Last week at the Anaheim I Supercross, Brett Metcalfe, riding a 450 for the first time in Supercross, made his debut on the factory-backed Rockstar/Makita Supercross team alongside teammate Ryan Dungey. While all of the attention was being focused on James Stewart and his return, Chad Reed and his new Honda, and Dungey and his title defense, Metcalfe quietly went about his business and finished a respectable eighth in what is considered the most stacked Supercross field in years.A week later, Metcalfe again went quietly about his business at the Phoenix Supercros and, again, placed eighth. And, once again, that’s not bad considering the depth of talent in the Supercross (450cc) class. We caught up with the Aussie following the Phoenix Supercross and talked to him a bit about the first two round.
First of all, what are your thoughts on your just-completed Phoenix race?I think it was a little bit better than last weekend. I felt better on the bike, which is important, so it was a good weekend. We want to make our moves slowly and in the right direction.Talk us through tonight’s race.My heat race finish wasn’t that good, so I had a bad gate pick, so I was to the right on gate one. I got a great jump, but that gate was just too tight for the first corner, so I just hugged it around tight. I came out around midpack and just tried to get through the first lap… that track was a mess, it was tough.I finally got rolling and started picking a couple of guys off, and I found myself just behind [Ivan] Tedesco. I was trying to figure out where I could pass him, and I had something set up and then all of a sudden he made a mistake and crashed. I had nowhere to go and I ran into the back of him and I went down too.I got going again but I lost a few spots, but I was able to make a few moves and get up into eighth.You’re on a new team, a new bike and you are riding the 450 class in Supercross for the first time. How is all that going for you?Yeah, it’s all new. The 450 is so much different in Supercross, but the Rockstar Makita Suzuki team is making it easier for me. It’s a deep field out there and it’s a tough challenge. Riding a 450 in Supercross is taking a bit of an adjustment for me, but I feel good and things are coming around. I’m just taking my time, trying not to make mistakes. I’m just working with the team to make me more comfortable on the bike. I think that’s been the biggest thing these first two rounds; we’ve made some progress. But it’s a new team, a new bike and it’s always a bit of an unknown, but now we’re getting rolling and each round we’re getting better and better.
Are you confident you can get to the level you were at during the outdoor series, where you were getting on the podiums consistently?I am, I am. It may take some time, but I have a plan for the series.
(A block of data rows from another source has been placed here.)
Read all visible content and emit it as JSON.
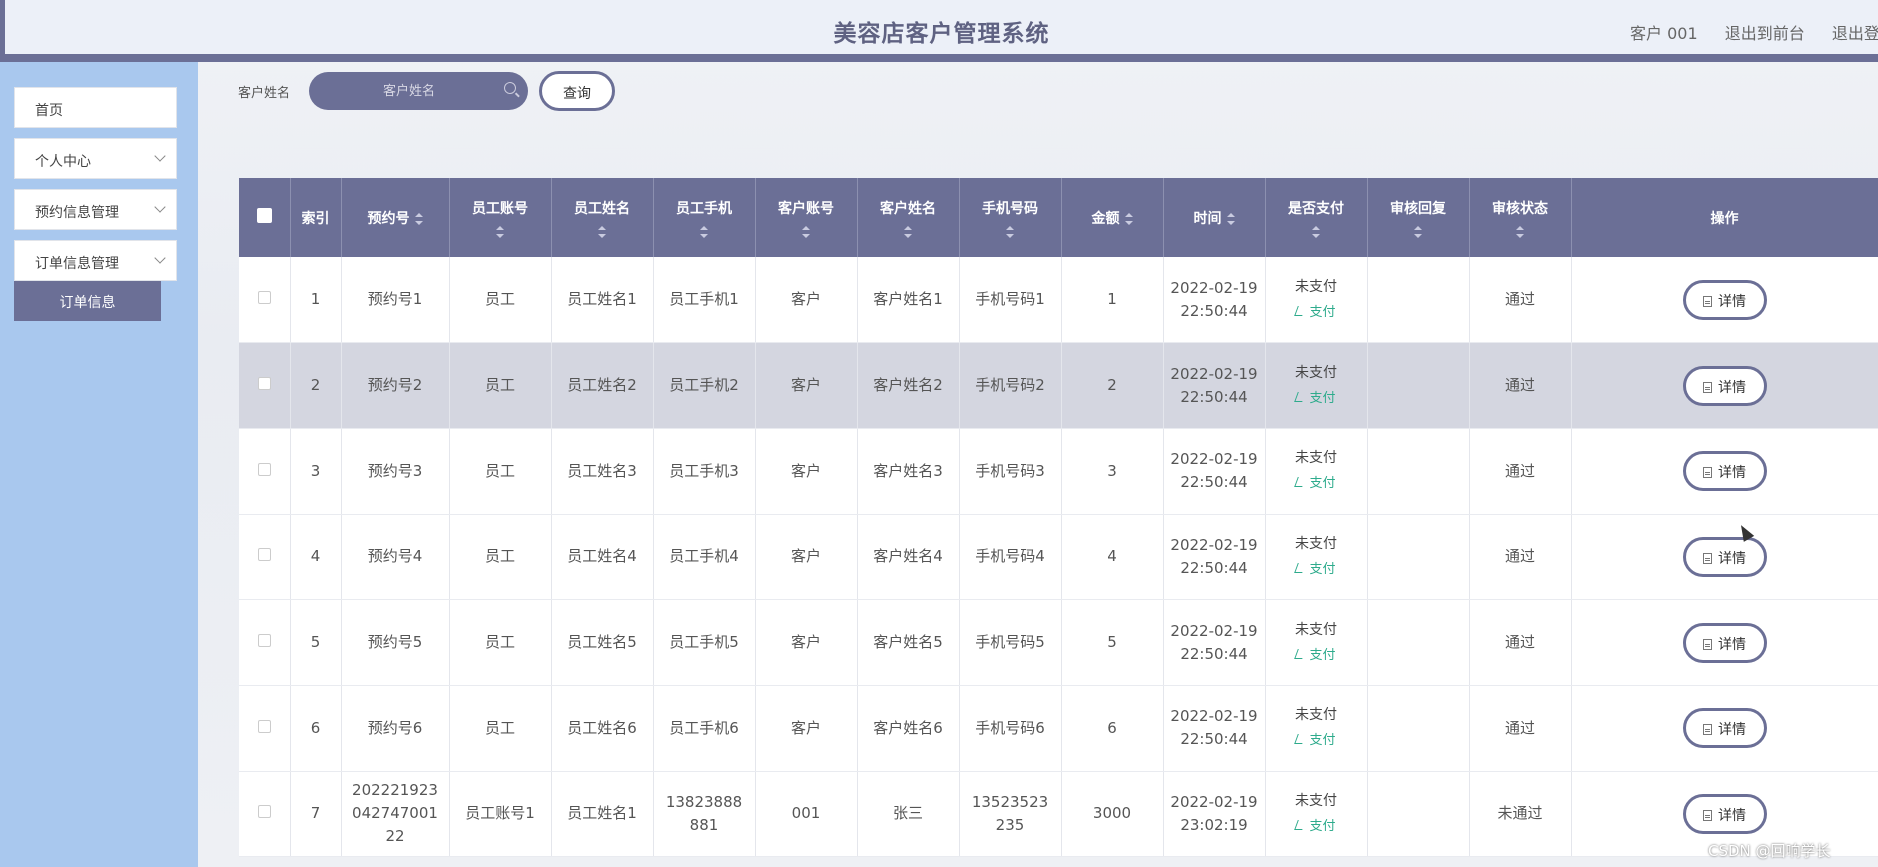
{
  "header": {
    "title": "美容店客户管理系统",
    "user": "客户 001",
    "back_front": "退出到前台",
    "logout": "退出登录"
  },
  "sidebar": {
    "items": [
      {
        "label": "首页"
      },
      {
        "label": "个人中心"
      },
      {
        "label": "预约信息管理"
      },
      {
        "label": "订单信息管理"
      }
    ],
    "active_sub": "订单信息"
  },
  "search": {
    "label": "客户姓名",
    "placeholder": "客户姓名",
    "button": "查询"
  },
  "table": {
    "columns": [
      "索引",
      "预约号",
      "员工账号",
      "员工姓名",
      "员工手机",
      "客户账号",
      "客户姓名",
      "手机号码",
      "金额",
      "时间",
      "是否支付",
      "审核回复",
      "审核状态",
      "操作"
    ],
    "pay_action": "支付",
    "detail_label": "详情",
    "rows": [
      {
        "idx": "1",
        "booking": "预约号1",
        "emp_acc": "员工",
        "emp_name": "员工姓名1",
        "emp_phone": "员工手机1",
        "cust_acc": "客户",
        "cust_name": "客户姓名1",
        "phone": "手机号码1",
        "amount": "1",
        "time_date": "2022-02-19",
        "time_clock": "22:50:44",
        "paid": "未支付",
        "reply": "",
        "status": "通过"
      },
      {
        "idx": "2",
        "booking": "预约号2",
        "emp_acc": "员工",
        "emp_name": "员工姓名2",
        "emp_phone": "员工手机2",
        "cust_acc": "客户",
        "cust_name": "客户姓名2",
        "phone": "手机号码2",
        "amount": "2",
        "time_date": "2022-02-19",
        "time_clock": "22:50:44",
        "paid": "未支付",
        "reply": "",
        "status": "通过"
      },
      {
        "idx": "3",
        "booking": "预约号3",
        "emp_acc": "员工",
        "emp_name": "员工姓名3",
        "emp_phone": "员工手机3",
        "cust_acc": "客户",
        "cust_name": "客户姓名3",
        "phone": "手机号码3",
        "amount": "3",
        "time_date": "2022-02-19",
        "time_clock": "22:50:44",
        "paid": "未支付",
        "reply": "",
        "status": "通过"
      },
      {
        "idx": "4",
        "booking": "预约号4",
        "emp_acc": "员工",
        "emp_name": "员工姓名4",
        "emp_phone": "员工手机4",
        "cust_acc": "客户",
        "cust_name": "客户姓名4",
        "phone": "手机号码4",
        "amount": "4",
        "time_date": "2022-02-19",
        "time_clock": "22:50:44",
        "paid": "未支付",
        "reply": "",
        "status": "通过"
      },
      {
        "idx": "5",
        "booking": "预约号5",
        "emp_acc": "员工",
        "emp_name": "员工姓名5",
        "emp_phone": "员工手机5",
        "cust_acc": "客户",
        "cust_name": "客户姓名5",
        "phone": "手机号码5",
        "amount": "5",
        "time_date": "2022-02-19",
        "time_clock": "22:50:44",
        "paid": "未支付",
        "reply": "",
        "status": "通过"
      },
      {
        "idx": "6",
        "booking": "预约号6",
        "emp_acc": "员工",
        "emp_name": "员工姓名6",
        "emp_phone": "员工手机6",
        "cust_acc": "客户",
        "cust_name": "客户姓名6",
        "phone": "手机号码6",
        "amount": "6",
        "time_date": "2022-02-19",
        "time_clock": "22:50:44",
        "paid": "未支付",
        "reply": "",
        "status": "通过"
      },
      {
        "idx": "7",
        "booking": "20222192304274700122",
        "emp_acc": "员工账号1",
        "emp_name": "员工姓名1",
        "emp_phone": "13823888881",
        "cust_acc": "001",
        "cust_name": "张三",
        "phone": "13523523235",
        "amount": "3000",
        "time_date": "2022-02-19",
        "time_clock": "23:02:19",
        "paid": "未支付",
        "reply": "",
        "status": "未通过"
      }
    ]
  },
  "watermark": "CSDN @回响学长"
}
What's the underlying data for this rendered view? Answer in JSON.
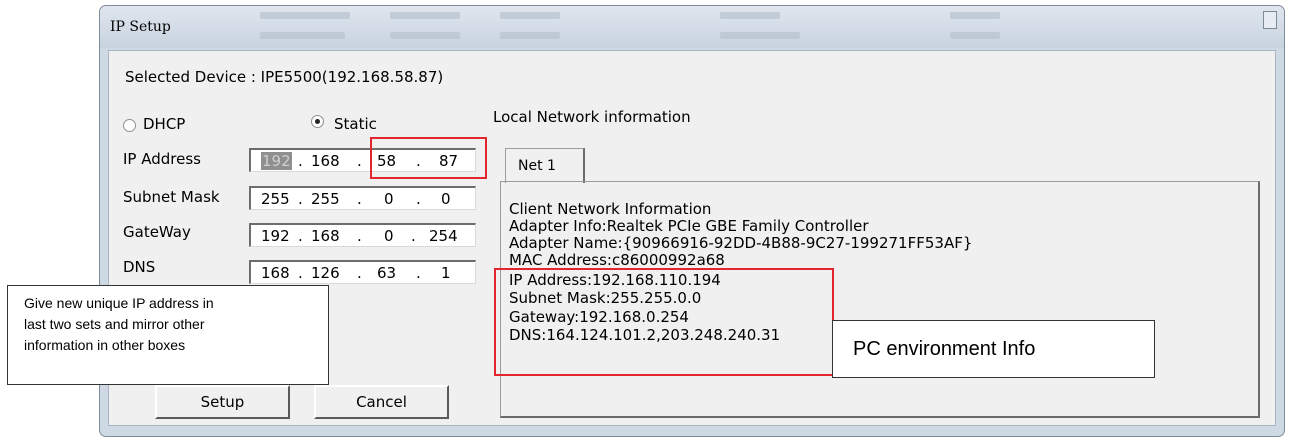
{
  "window": {
    "title": "IP Setup"
  },
  "selected_device": "Selected Device : IPE5500(192.168.58.87)",
  "mode": {
    "dhcp_label": "DHCP",
    "static_label": "Static",
    "selected": "Static"
  },
  "fields": {
    "ip_label": "IP Address",
    "subnet_label": "Subnet Mask",
    "gateway_label": "GateWay",
    "dns_label": "DNS",
    "ip": [
      "192",
      "168",
      "58",
      "87"
    ],
    "subnet": [
      "255",
      "255",
      "0",
      "0"
    ],
    "gateway": [
      "192",
      "168",
      "0",
      "254"
    ],
    "dns": [
      "168",
      "126",
      "63",
      "1"
    ]
  },
  "buttons": {
    "setup": "Setup",
    "cancel": "Cancel"
  },
  "local_network": {
    "heading": "Local Network information",
    "tab": "Net 1",
    "lines": [
      "Client Network Information",
      "Adapter Info:Realtek PCIe GBE Family Controller",
      "Adapter Name:{90966916-92DD-4B88-9C27-199271FF53AF}",
      "MAC Address:c86000992a68",
      "IP Address:192.168.110.194",
      "Subnet Mask:255.255.0.0",
      "Gateway:192.168.0.254",
      "DNS:164.124.101.2,203.248.240.31"
    ]
  },
  "annotations": {
    "left_note": [
      "Give new unique IP address in",
      "last two sets and mirror other",
      "information in other boxes"
    ],
    "right_note": "PC environment Info"
  },
  "colors": {
    "highlight": "#e3262e",
    "window_frame": "#cfd9e4",
    "client_bg": "#f0f0f0"
  }
}
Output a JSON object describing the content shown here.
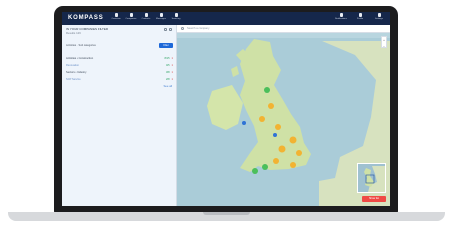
{
  "app": {
    "logo": "KOMPASS"
  },
  "nav": [
    {
      "label": "Overview",
      "icon": "home-icon"
    },
    {
      "label": "Companies",
      "icon": "building-icon"
    },
    {
      "label": "Contacts",
      "icon": "user-icon"
    },
    {
      "label": "Messages",
      "icon": "message-icon"
    },
    {
      "label": "Sourcing",
      "icon": "rocket-icon"
    }
  ],
  "right_nav": [
    {
      "label": "Notifications",
      "icon": "bell-icon"
    },
    {
      "label": "Profile",
      "icon": "avatar-icon"
    },
    {
      "label": "Settings",
      "icon": "gear-icon"
    }
  ],
  "left": {
    "title": "IN YOUR COMPANIES FILTER",
    "subtitle": "Results 126",
    "filters_label": "Activities · Sub categories",
    "filter_button": "Filter",
    "rows": [
      {
        "label": "Activities • Construction",
        "value": "8/15",
        "extra": "1"
      },
      {
        "label": "Renovation",
        "value": "4/5",
        "extra": "1"
      },
      {
        "label": "Sectors • Industry",
        "value": "3/8",
        "extra": "1"
      },
      {
        "label": "SCP Service",
        "value": "2/8",
        "extra": "1"
      }
    ],
    "more_label": "See all"
  },
  "map": {
    "search_placeholder": "Search a company",
    "zoom_in": "+",
    "zoom_out": "−",
    "button_label": "Show list"
  }
}
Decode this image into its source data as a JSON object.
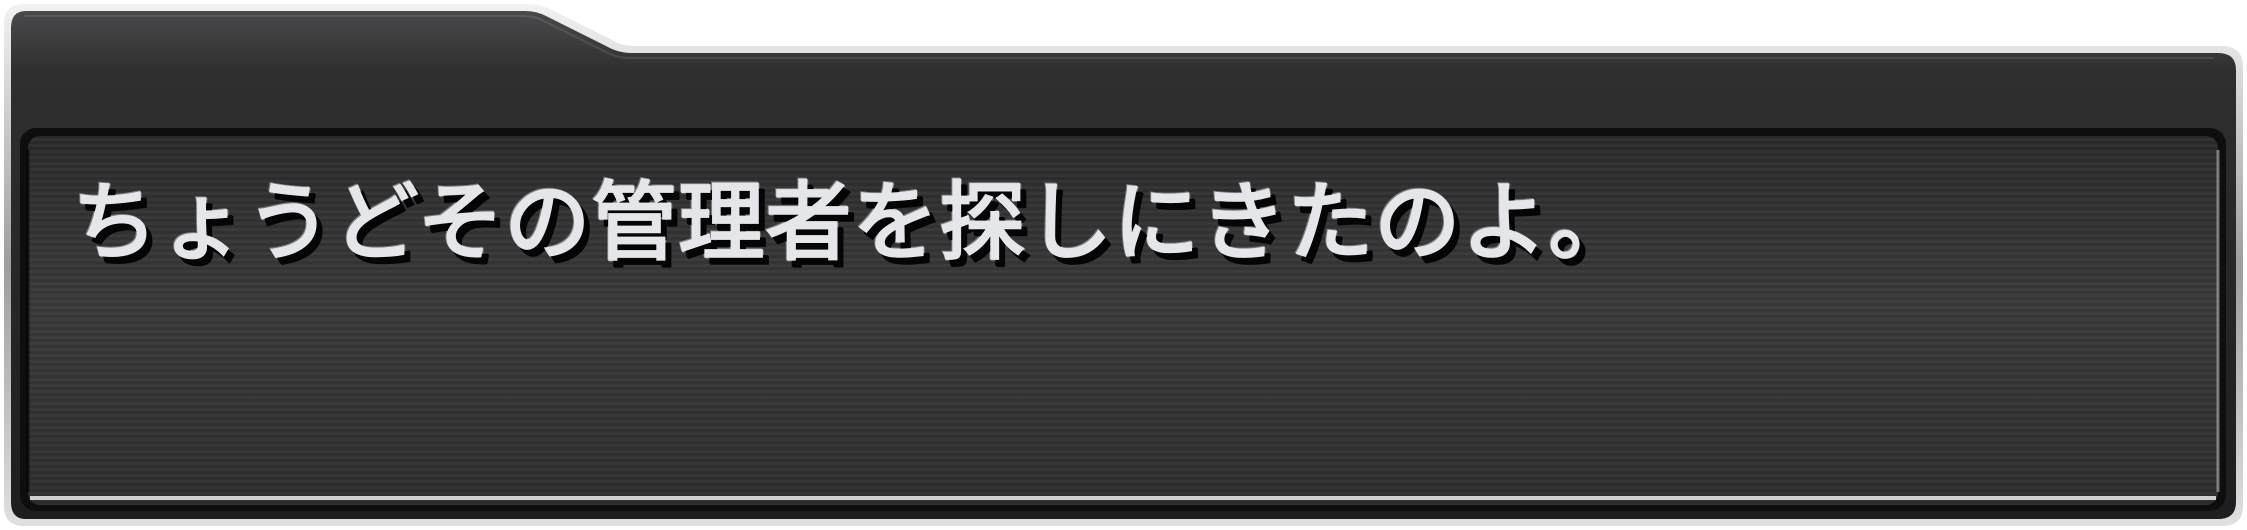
{
  "dialogue": {
    "text": "ちょうどその管理者を探しにきたのよ。"
  },
  "colors": {
    "panel_dark": "#2a2a2b",
    "panel_light": "#3a3a3b",
    "border_silver": "#d4d4d6",
    "text_main": "#e4e6ea",
    "text_shadow": "#050505"
  }
}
Seventeen races is a lot and we’re at race number two, and I’m happy about where I’m at now. I want to be up on the podium, but it’s a tough field and to be up there you have to have everything set up perfectly. Right now we are working through a few things that are different for me and I’m adjusting, so it is just going to take a little more time, but I’m confident we will get there.
Do you feel pressured at all to get up there quickly?No, the most pressure I feel right now is from myself, which is stupid. The team has been unreal. They have been more that good to me and Mike Webb has been great.What do you think of your new team manager Mike Webb?Mike is great. He’s a guy who was a little bit of an unknown to this crowd, so once you start to talk to him, you realize how much he’s been around the sport and even Supercross. He’s helped me a ton already, just saying little things, whether it’s on the mental side or if it’s the physical, motorcycle side. He’s been great for me and we’ve made great progress.